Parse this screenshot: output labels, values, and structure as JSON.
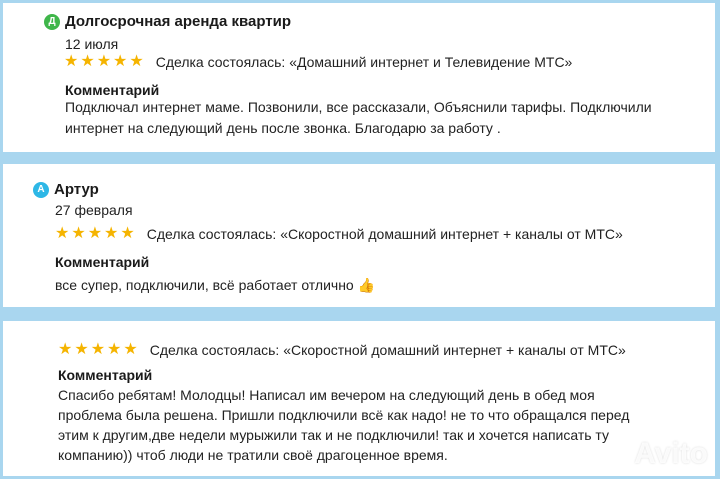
{
  "reviews": [
    {
      "avatar_letter": "Д",
      "avatar_color": "#3fb64a",
      "name": "Долгосрочная аренда квартир",
      "date": "12 июля",
      "stars": "★★★★★",
      "rating": 5,
      "deal": "Сделка состоялась: «Домашний интернет и Телевидение МТС»",
      "comment_title": "Комментарий",
      "comment": "Подключал интернет маме. Позвонили, все рассказали, Объяснили тарифы. Подключили интернет на следующий день после звонка. Благодарю за работу ."
    },
    {
      "avatar_letter": "А",
      "avatar_color": "#2db7e6",
      "name": "Артур",
      "date": "27 февраля",
      "stars": "★★★★★",
      "rating": 5,
      "deal": "Сделка состоялась: «Скоростной домашний интернет + каналы от МТС»",
      "comment_title": "Комментарий",
      "comment": "все супер, подключили, всё работает отлично",
      "emoji": "👍"
    },
    {
      "stars": "★★★★★",
      "rating": 5,
      "deal": "Сделка состоялась: «Скоростной домашний интернет + каналы от МТС»",
      "comment_title": "Комментарий",
      "comment": "Спасибо ребятам! Молодцы! Написал им вечером на следующий день в обед моя проблема была решена. Пришли подключили всё как надо! не то что обращался перед этим к другим,две недели мурыжили так и не подключили! так и хочется написать ту компанию)) чтоб люди не тратили своё драгоценное время."
    }
  ],
  "watermark": "Avito",
  "colors": {
    "background": "#a9d6ef",
    "star": "#f5b400"
  }
}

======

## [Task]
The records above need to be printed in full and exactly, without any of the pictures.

## [Exercise result]
Parse this screenshot: output labels, values, and structure as JSON.
{
  "reviews": [
    {
      "avatar_letter": "Д",
      "avatar_color": "#3fb64a",
      "name": "Долгосрочная аренда квартир",
      "date": "12 июля",
      "stars": "★★★★★",
      "rating": 5,
      "deal": "Сделка состоялась: «Домашний интернет и Телевидение МТС»",
      "comment_title": "Комментарий",
      "comment": "Подключал интернет маме. Позвонили, все рассказали, Объяснили тарифы. Подключили интернет на следующий день после звонка. Благодарю за работу ."
    },
    {
      "avatar_letter": "А",
      "avatar_color": "#2db7e6",
      "name": "Артур",
      "date": "27 февраля",
      "stars": "★★★★★",
      "rating": 5,
      "deal": "Сделка состоялась: «Скоростной домашний интернет + каналы от МТС»",
      "comment_title": "Комментарий",
      "comment": "все супер, подключили, всё работает отлично",
      "emoji": "👍"
    },
    {
      "stars": "★★★★★",
      "rating": 5,
      "deal": "Сделка состоялась: «Скоростной домашний интернет + каналы от МТС»",
      "comment_title": "Комментарий",
      "comment": "Спасибо ребятам! Молодцы! Написал им вечером на следующий день в обед моя проблема была решена. Пришли подключили всё как надо! не то что обращался перед этим к другим,две недели мурыжили так и не подключили! так и хочется написать ту компанию)) чтоб люди не тратили своё драгоценное время."
    }
  ],
  "watermark": "Avito",
  "colors": {
    "background": "#a9d6ef",
    "star": "#f5b400"
  }
}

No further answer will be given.